By Jon Sobel, BLOGCRITICS.ORG Published 10:00 pm, Friday, January 30, 2015

Eatin’ at Me, Gurf Morlix’s new album of all original songs, is a beautifully produced work of dusty Americana. It opens with a gritty minor-key punch to the gut, the presumably autobiographical mini-epic “Dirty Old Buffalo,” which paints a historical panorama of Buffalo NY with reminiscences about a musician’s life there around the 1970s. Morlix was in fact “Born in Lackawanna” outside Buffalo, as a song by that name – one with a heavily personal flavor – declares later on the album.
…continue reading Music Review: Gurf Morlix – ‘Eatin’ At Me’

TONY NOBLES INTERVIEW WITH GURF MORLIX – VINTAGE GUITAR MAGAZINE – UNEDITED VERSION

Q: How did you get to be the one producing?

A: I WAS PLAYING CLUB GIGS WITH LUCINDA WILLIAMS IN THE LATE 80S. WE WERE MAKING ABOUT $2 EACH PER GIG, AND IT WASN’T LOOKING GOOD. I WAS TRYING TO FIGURE OUT A WAY TO QUIT WHEN SHE CALLED ONE DAY AND SAID “WE’VE GOT A RECORD DEAL. WHO CAN WE GET TO PRODUCE IT?”

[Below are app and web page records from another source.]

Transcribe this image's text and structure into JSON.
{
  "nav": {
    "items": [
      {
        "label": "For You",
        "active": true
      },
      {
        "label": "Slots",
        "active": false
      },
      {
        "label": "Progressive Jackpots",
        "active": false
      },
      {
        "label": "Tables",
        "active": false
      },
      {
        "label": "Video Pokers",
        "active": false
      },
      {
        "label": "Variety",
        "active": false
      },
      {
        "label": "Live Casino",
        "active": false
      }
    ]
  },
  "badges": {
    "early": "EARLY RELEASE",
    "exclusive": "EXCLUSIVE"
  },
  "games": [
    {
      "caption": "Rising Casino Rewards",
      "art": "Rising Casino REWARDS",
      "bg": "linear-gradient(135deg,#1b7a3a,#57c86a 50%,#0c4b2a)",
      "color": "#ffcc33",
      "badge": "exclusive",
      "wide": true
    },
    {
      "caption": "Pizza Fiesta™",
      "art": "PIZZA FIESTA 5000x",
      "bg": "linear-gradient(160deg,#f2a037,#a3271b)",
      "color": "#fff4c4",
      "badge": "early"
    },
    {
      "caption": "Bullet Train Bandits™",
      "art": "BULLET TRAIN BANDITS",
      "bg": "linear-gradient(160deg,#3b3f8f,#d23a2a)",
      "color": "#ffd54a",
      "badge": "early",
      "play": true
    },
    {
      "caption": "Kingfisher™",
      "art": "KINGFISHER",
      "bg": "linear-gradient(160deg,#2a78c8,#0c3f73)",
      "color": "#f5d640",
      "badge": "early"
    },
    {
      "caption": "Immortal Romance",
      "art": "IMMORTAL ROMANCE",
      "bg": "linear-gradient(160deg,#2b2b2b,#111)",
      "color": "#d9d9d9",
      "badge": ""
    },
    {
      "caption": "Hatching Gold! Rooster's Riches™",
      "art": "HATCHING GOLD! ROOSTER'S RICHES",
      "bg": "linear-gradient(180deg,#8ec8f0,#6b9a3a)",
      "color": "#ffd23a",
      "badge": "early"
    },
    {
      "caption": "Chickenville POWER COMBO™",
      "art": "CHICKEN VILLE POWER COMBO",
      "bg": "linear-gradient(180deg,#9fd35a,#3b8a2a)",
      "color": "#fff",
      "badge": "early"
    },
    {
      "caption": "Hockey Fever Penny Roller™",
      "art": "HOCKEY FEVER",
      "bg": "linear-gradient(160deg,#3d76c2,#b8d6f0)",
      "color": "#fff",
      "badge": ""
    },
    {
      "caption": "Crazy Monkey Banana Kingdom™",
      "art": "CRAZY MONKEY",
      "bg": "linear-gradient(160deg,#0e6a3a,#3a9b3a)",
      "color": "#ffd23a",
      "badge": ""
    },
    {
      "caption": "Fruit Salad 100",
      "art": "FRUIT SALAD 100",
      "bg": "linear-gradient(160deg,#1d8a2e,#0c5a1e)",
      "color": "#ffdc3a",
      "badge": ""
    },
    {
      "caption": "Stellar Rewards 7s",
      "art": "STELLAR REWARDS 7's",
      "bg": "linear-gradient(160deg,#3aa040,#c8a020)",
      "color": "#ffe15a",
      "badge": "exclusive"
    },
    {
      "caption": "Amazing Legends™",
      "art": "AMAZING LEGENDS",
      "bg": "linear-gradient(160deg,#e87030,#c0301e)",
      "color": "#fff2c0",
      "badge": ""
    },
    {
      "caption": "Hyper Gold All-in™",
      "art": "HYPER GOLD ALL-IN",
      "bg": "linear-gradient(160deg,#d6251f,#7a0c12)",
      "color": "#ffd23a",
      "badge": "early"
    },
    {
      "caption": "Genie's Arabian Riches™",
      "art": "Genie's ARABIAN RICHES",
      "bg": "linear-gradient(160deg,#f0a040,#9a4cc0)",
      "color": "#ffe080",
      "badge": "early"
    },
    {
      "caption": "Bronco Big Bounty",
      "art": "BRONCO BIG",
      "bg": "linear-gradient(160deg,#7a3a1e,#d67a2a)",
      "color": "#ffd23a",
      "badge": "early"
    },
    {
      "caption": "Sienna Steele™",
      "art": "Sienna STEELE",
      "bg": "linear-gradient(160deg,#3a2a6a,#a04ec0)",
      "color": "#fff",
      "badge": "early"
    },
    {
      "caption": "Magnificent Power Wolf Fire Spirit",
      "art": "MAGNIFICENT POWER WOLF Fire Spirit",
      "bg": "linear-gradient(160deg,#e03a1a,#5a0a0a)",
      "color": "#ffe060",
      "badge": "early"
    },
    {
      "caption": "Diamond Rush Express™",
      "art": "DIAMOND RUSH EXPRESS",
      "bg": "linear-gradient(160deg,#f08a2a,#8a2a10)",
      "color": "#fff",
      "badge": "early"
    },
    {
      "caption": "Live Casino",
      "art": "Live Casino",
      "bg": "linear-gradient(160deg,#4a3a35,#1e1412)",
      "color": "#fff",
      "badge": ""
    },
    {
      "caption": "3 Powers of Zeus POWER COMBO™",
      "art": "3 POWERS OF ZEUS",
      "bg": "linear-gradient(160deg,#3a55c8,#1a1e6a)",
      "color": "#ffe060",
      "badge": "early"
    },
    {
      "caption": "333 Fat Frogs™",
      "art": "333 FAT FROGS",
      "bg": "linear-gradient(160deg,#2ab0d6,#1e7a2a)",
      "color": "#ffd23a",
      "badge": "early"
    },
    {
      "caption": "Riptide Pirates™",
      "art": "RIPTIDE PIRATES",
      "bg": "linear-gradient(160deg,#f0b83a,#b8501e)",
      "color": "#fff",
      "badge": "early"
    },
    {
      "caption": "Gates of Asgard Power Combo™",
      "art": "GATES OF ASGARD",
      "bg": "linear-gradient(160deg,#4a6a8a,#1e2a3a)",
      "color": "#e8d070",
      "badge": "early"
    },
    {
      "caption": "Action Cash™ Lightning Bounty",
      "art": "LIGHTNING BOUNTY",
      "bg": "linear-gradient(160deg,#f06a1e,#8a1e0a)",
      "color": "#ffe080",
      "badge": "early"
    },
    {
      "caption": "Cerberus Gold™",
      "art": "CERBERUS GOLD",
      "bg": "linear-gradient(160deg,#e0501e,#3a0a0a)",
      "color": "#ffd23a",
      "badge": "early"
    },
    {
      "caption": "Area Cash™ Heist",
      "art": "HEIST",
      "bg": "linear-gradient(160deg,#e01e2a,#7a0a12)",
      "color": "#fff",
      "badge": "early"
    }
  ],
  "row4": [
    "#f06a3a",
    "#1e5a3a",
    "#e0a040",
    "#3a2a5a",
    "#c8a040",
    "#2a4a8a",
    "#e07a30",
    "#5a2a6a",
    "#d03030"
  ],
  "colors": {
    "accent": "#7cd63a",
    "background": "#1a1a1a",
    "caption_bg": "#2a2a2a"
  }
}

I SAID “I’LL HANDLE THAT”, AND THEN I SLOWLY PULLED MY FOOT OUT OF MY MOUTH. I’D NEVER DONE MUCH OF THAT, BUT I HAD LAID THE GROUNDWORK AND KNEW I COULD DO IT.

OUT OF THAT CAME MORE PROJECTS. I’VE BEEN PRETTY LUCKY.

…continue reading VINTAGE GUITAR MAGAZINE – Interview

On his third outing, guitarist and producer Gurf Morlix shifts gears with a cranking clatter.

While his previous recordings were saturated with loud and greasy guitars and killer bluesy riffs that provided enough good vibes to start-or end a party, this set is markedly different; it’s a solid country record, stripped to the rag and bone shop of the heart, and full of broken love songs. And though the subject matter is on the low-down side of lonesome, the musical groove is prescribed as pure honky tonk pain management.

…continue reading ALL MUSIC GUIDE – Cut ‘N Shoot Review (Thom Jurek)

On his second solo outing, guitarist, songwriter, and producer extraordinaire Gurf Morlix (yeah, he was Lucinda Williams’ guitar player when she was still writing songs that still meant something) throws a small curveball to those who loved his debut, Toad of Titicaca.

There’s still plenty of meaty guitar and down-to-the-bone production to keep those lovers of grease and roll happy, but here Morlix displays his real gift for songwriting.

Using the same two cats that so rawly adorned Toad, ex-Faces keyboard player Ian McLagan on Hammond B3 and drummer Rick Richards, Morlix weaves tales of terror, depression, nonsense, strange stories, and allegories in the languages of morning after blues, rough and rowdy rockabilly, folk, country, greasy R&B, and Texas rock.

The opener, “Torn in Two,” is a shimmering, razored edge tome of desperation and heartbreak. The acoustic guitars shimmy under the verse until the bass drum and snares kick in with the organ and electric guitars on the refrain: “I’ve got a heart that’s torn in two/ everyone can see/I’m nothin’ without you/my heart’s been torn in two.” Morlix’s trademark beer bottle slide ushers in the interludes to devastating effect.
…continue reading ALL MUSIC GUIDE – Fishin In The Muddy Review (Thom Jurek)